Cr Aaron Hawkins, promoting the move, said the idea of pedestrianisation had been discussed for 50 years or more.
But, despite the success of the temporary closure of the Octagon to vehicles for Ed Sheeran's three massive concerts, there had been little progress in recent years, he said.
And, despite a growing number of public submissions calling for action, the council had allocated nothing in its budget to advance the concept, he said.
The council needed a budget if it was serious about ''giving our city centre back to the people'', he said.
''It's something every successful city in the world has done. I don't think it's anything we need to be afraid of,'' he said.
The move was supported by most councillors, including Cr David Benson-Pope, who said the imminent removal of buses from the area, and the health ''or not'' of the Octagon's plane trees, meant change was coming.
That could include a reorientation of the Octagon away from the central carriageway, to line up with the Municipal Chambers and St Paul's Cathedral, he suggested.

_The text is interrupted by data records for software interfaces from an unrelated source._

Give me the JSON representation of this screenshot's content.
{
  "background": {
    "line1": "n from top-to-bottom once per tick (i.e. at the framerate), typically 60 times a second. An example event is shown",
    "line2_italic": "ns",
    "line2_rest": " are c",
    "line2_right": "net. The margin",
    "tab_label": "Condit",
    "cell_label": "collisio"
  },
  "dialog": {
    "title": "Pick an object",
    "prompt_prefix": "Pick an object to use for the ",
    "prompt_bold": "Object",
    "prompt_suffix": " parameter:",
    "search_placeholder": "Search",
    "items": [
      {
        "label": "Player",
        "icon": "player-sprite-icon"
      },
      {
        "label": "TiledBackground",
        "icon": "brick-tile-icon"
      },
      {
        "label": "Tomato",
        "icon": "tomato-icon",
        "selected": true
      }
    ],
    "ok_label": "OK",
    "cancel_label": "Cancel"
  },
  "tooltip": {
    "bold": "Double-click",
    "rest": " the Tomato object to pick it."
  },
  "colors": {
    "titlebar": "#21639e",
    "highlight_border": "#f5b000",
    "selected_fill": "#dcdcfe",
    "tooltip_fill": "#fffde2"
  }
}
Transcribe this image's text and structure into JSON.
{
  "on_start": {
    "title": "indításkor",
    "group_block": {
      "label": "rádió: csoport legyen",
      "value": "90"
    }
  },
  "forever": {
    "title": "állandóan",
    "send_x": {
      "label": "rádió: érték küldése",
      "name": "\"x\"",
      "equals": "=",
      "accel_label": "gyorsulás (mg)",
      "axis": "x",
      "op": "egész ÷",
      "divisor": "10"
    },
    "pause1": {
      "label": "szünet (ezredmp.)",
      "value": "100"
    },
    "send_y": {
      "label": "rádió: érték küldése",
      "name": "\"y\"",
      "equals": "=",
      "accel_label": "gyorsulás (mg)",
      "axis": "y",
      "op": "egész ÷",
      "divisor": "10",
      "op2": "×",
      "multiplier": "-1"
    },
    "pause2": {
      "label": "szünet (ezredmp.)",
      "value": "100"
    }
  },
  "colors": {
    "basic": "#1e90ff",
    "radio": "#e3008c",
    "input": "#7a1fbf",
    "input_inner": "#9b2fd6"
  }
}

Cr Vandervis disagreed, saying the earliest photos of the Octagon showed carriageways, horses and carts, underscoring the area's traditional role as a crossroads.
Motorists driving through the Octagon were people, too, and talk of pedestrianisation was ''actually a car ban'', he argued.
Mayor Dave Cull said he was not yet sure if he supported complete pedestrianisation of the area, but ''that's what we have a trial for''.
If further trials identified a significant problem, such as a drop in trade for businesses, he was ''pretty sure'' a permanent change would not proceed.
Cr Conrad Stedman also indicated he wanted a similar trial closure to be considered at the Esplanade at St Clair.
Councillors spoke in support of the idea, but Cr Stedman later withdrew his resolution after staff raised concerns about the unbudgeted cost and extra workload in an increasingly busy 2018-19.
He would instead raise the idea during a later round of council committee meetings.
Mr Cull said that did not mean the council was against a change for the Esplanade at St Clair.
If it was up to him, he would pedestrianise the whole place immediately, he said.